The Walking Dead Volume 1: Days Gone Bye Review By Deffinition
The Walking Dead at one point or another was a phenomenon. The franchise has spawned a highly successful TV show, comic book series, game, and action figure line. At one point or another we have all loved an aspect of it and its depiction of a post-apocalyptic zombie landscape is like no other.
It has lost its appeal quite recently though.
With a show that is steadily going downhill, many fans have decided to jump ship from this rotting corpse and break free from the tv prison it has held them in.
That’s why I’m traveling back to the original source material to see if it still holds up or if like the show, it has seen better days gone bye.
Throughout my review, I will be discussing the first Volume of the comic book series in full detail. So make sure you avoid this review if you don’t want any spoilers.
With that out the way let’s dive into The Walking Dead: Days Gone Bye.
Days Gone Bye
We follow Rick Grimes as he wakes up in hospital amidst the zombie apocalypse. This 28 Days Later inspired opening is gripping from the off and I loved the sense of wonder and fear of the unknown that lept off the page on every panel. There is a real sense of mystery to this opener and whilst it starts off as a whimper, screams are quick to follow.
As he makes his way back to what used to be civilization he encounters all manner of ghouls and corpses and there is a lot of imagery early on that will lodge itself in your brain better than one of Rick’s bullets does a zombie.
This is a real credit to the art and The Walking Dead has a unique style of it’s own that allows it to stand out from the crowd. Everything is a mixture of blacks, whites and greys. This perfectly encapsulates the work as a whole and throughout the shades of grey on the page depict the shades of grey morality wise that the characters go through. It’s a bold choice and one that definitely pays dividends in cementing the work as having it’s own signature style.
The Story Of Rick Grimes
Rick Grimes is the perfect everyman. He’s brave, brash but also possesses a sense of vulnerability. It was breathtaking to see him break down emotionally during the carnage but no matter how tough things get he always stands back up on his feet and carries on.
It’s hard not to find the survivor endearing and this first volume will make you fall in love with the character throughout. He’s resourceful, quick-witted and kind to the others that he encounters. Making him the best protagonist we could have in a story like this.
Ambushed in Atlanta by an overwhelming amount of Zombies, Rick comes into contact with Glenn, a member of a group that made it out of the city before things went to hell. Rick joins them and is reunited with his wife: Lori, child: Carl and best friend: Shane. It’s a lighter moment amongst all the carnage that delivers the book’s biggest moment of hope.
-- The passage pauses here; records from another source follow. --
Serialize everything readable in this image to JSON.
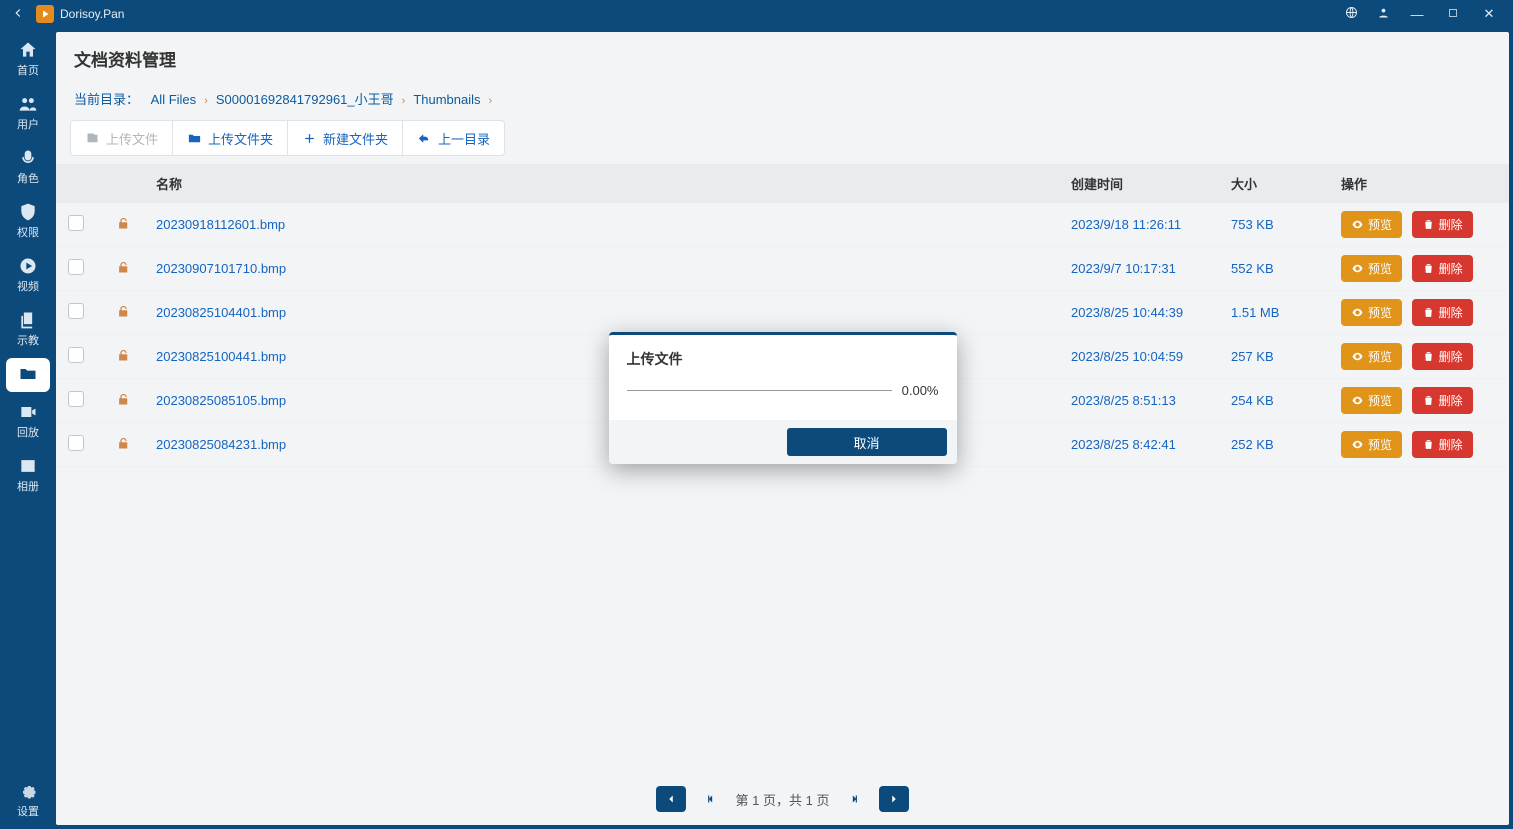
{
  "titlebar": {
    "app_name": "Dorisoy.Pan"
  },
  "sidebar": {
    "items": [
      {
        "label": "首页",
        "icon": "home"
      },
      {
        "label": "用户",
        "icon": "users"
      },
      {
        "label": "角色",
        "icon": "voice"
      },
      {
        "label": "权限",
        "icon": "shield"
      },
      {
        "label": "视频",
        "icon": "play"
      },
      {
        "label": "示教",
        "icon": "copy"
      },
      {
        "label": "",
        "icon": "folder",
        "active": true
      },
      {
        "label": "回放",
        "icon": "video"
      },
      {
        "label": "相册",
        "icon": "image"
      }
    ],
    "settings_label": "设置"
  },
  "page": {
    "title": "文档资料管理"
  },
  "breadcrumb": {
    "label": "当前目录：",
    "items": [
      "All Files",
      "S00001692841792961_小王哥",
      "Thumbnails"
    ]
  },
  "toolbar": {
    "upload_file": "上传文件",
    "upload_folder": "上传文件夹",
    "new_folder": "新建文件夹",
    "up_dir": "上一目录"
  },
  "table": {
    "headers": {
      "name": "名称",
      "created": "创建时间",
      "size": "大小",
      "ops": "操作"
    },
    "preview_label": "预览",
    "delete_label": "删除",
    "rows": [
      {
        "name": "20230918112601.bmp",
        "created": "2023/9/18 11:26:11",
        "size": "753 KB"
      },
      {
        "name": "20230907101710.bmp",
        "created": "2023/9/7 10:17:31",
        "size": "552 KB"
      },
      {
        "name": "20230825104401.bmp",
        "created": "2023/8/25 10:44:39",
        "size": "1.51 MB"
      },
      {
        "name": "20230825100441.bmp",
        "created": "2023/8/25 10:04:59",
        "size": "257 KB"
      },
      {
        "name": "20230825085105.bmp",
        "created": "2023/8/25 8:51:13",
        "size": "254 KB"
      },
      {
        "name": "20230825084231.bmp",
        "created": "2023/8/25 8:42:41",
        "size": "252 KB"
      }
    ]
  },
  "pager": {
    "text": "第 1 页，共 1 页"
  },
  "modal": {
    "title": "上传文件",
    "progress_text": "0.00%",
    "progress_value": 0,
    "cancel": "取消"
  }
}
Unfortunately, It’s hard not to draw comparisons with the television counterpart. When Shane betrays Rick at the book’s climax and gets murdered for his treachery, it was a neck jerking moment. I much preferred the long, drawn-out jealously that took over the character’s mind in the TV show but what we have here is still passable, if slightly underdeveloped.
It was great to see Carl deliver the final blow on the introductory villain and it intrigued me enough as to what direction the book would take in the future and that kind of investment shouldn’t be overlooked.
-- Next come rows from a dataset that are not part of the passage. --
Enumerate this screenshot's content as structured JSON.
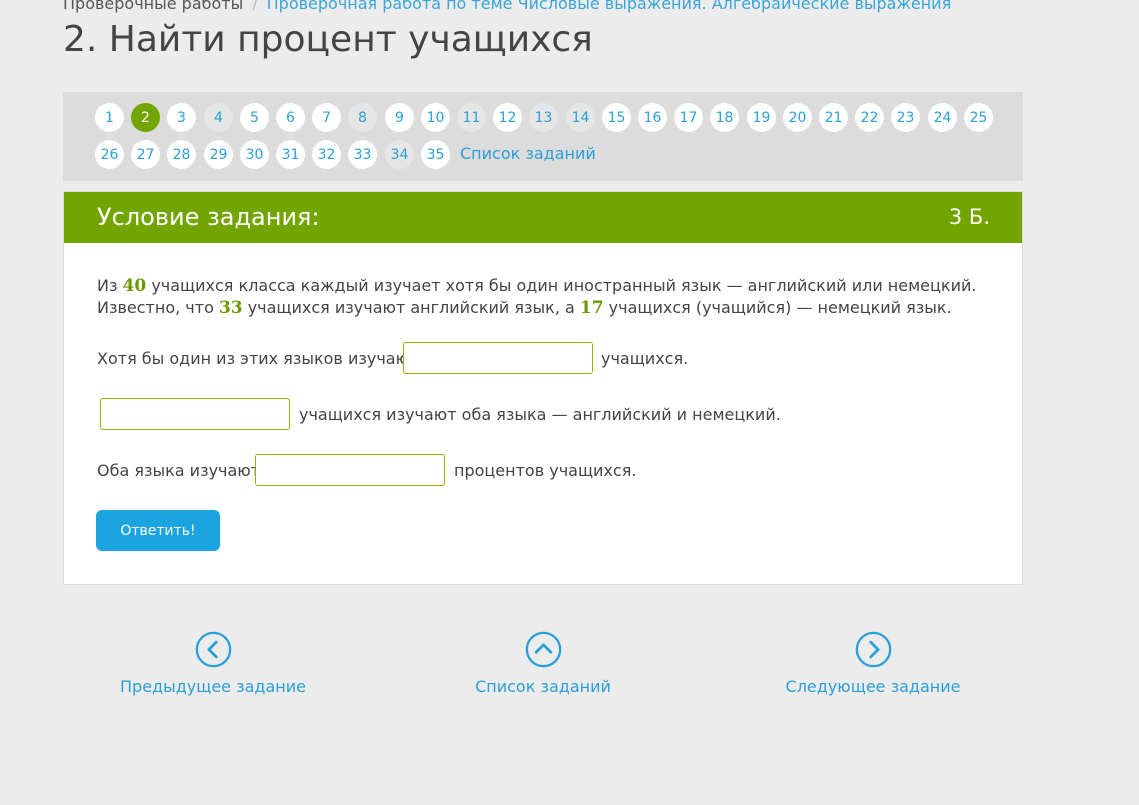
{
  "breadcrumb": {
    "root": "Проверочные работы",
    "current": "Проверочная работа по теме Числовые выражения. Алгебраические выражения"
  },
  "page_title": "2. Найти процент учащихся",
  "nav": {
    "numbers": [
      {
        "label": "1",
        "state": "normal"
      },
      {
        "label": "2",
        "state": "current"
      },
      {
        "label": "3",
        "state": "normal"
      },
      {
        "label": "4",
        "state": "done"
      },
      {
        "label": "5",
        "state": "normal"
      },
      {
        "label": "6",
        "state": "normal"
      },
      {
        "label": "7",
        "state": "normal"
      },
      {
        "label": "8",
        "state": "done"
      },
      {
        "label": "9",
        "state": "normal"
      },
      {
        "label": "10",
        "state": "normal"
      },
      {
        "label": "11",
        "state": "done"
      },
      {
        "label": "12",
        "state": "normal"
      },
      {
        "label": "13",
        "state": "done"
      },
      {
        "label": "14",
        "state": "done"
      },
      {
        "label": "15",
        "state": "normal"
      },
      {
        "label": "16",
        "state": "normal"
      },
      {
        "label": "17",
        "state": "normal"
      },
      {
        "label": "18",
        "state": "normal"
      },
      {
        "label": "19",
        "state": "normal"
      },
      {
        "label": "20",
        "state": "normal"
      },
      {
        "label": "21",
        "state": "normal"
      },
      {
        "label": "22",
        "state": "normal"
      },
      {
        "label": "23",
        "state": "normal"
      },
      {
        "label": "24",
        "state": "normal"
      },
      {
        "label": "25",
        "state": "normal"
      },
      {
        "label": "26",
        "state": "normal"
      },
      {
        "label": "27",
        "state": "normal"
      },
      {
        "label": "28",
        "state": "normal"
      },
      {
        "label": "29",
        "state": "normal"
      },
      {
        "label": "30",
        "state": "normal"
      },
      {
        "label": "31",
        "state": "normal"
      },
      {
        "label": "32",
        "state": "normal"
      },
      {
        "label": "33",
        "state": "normal"
      },
      {
        "label": "34",
        "state": "done"
      },
      {
        "label": "35",
        "state": "normal"
      }
    ],
    "task_list_link": "Список заданий"
  },
  "card": {
    "title": "Условие задания:",
    "points": "3 Б.",
    "text": {
      "p1": "Из ",
      "n1": "40",
      "p2": " учащихся класса каждый изучает хотя бы один иностранный язык — английский или немецкий. Известно, что ",
      "n2": "33",
      "p3": " учащихся изучают английский язык, а ",
      "n3": "17",
      "p4": " учащихся (учащийся) —  немецкий язык."
    },
    "q1": {
      "before": "Хотя бы один из этих языков изучают",
      "after": "учащихся.",
      "value": ""
    },
    "q2": {
      "after": "учащихся изучают оба языка — английский и немецкий.",
      "value": ""
    },
    "q3": {
      "before": "Оба языка изучают",
      "after": "процентов учащихся.",
      "value": ""
    },
    "submit_label": "Ответить!"
  },
  "bottom_nav": {
    "prev": {
      "label": "Предыдущее задание",
      "icon": "chevron-left-circle-icon"
    },
    "list": {
      "label": "Список заданий",
      "icon": "chevron-up-circle-icon"
    },
    "next": {
      "label": "Следующее задание",
      "icon": "chevron-right-circle-icon"
    }
  },
  "colors": {
    "accent_green": "#72a500",
    "link_blue": "#2ba0d8",
    "button_blue": "#1ba4e0",
    "background": "#ececec"
  }
}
Camp of the living dead
The final action set piece centres around the camp getting attacked by a Walker Onslaught. It’s a gripping moment that enforces just how expendable every character is and hammers home that no one is truly safe. I absolutely adored this change of events and the aesthetic in the book from the aftermath of the ambush drastically changes in terms of tone and severity.
Watching their friends die matures a lot of the characters and we gravitate to even the most dislikable ones due to their fragility. Donna, whom I hated from the outset, grew on me because of her change in mind state and several of the characters evolve their dynamics in a very short period of time. This is a huge credit to just how good the writing is showcases how Kirkman manages to do so much with so little.
Things will never be the same again from this point on, not only for the characters but for the readers themselves.
The Walking Dead rises from the grave and reanimates a stale genre with this excellent introductory chapter. I was gripped throughout and all members of the creative team should be applauded for their expert balance in drama, tension action and humanity.
If you are bored of the TV show but are still interested in what directions the Kirkman epic can go, then I highly recommend that you pick this up.
You won’t be disappointed.
That’s why it gets a…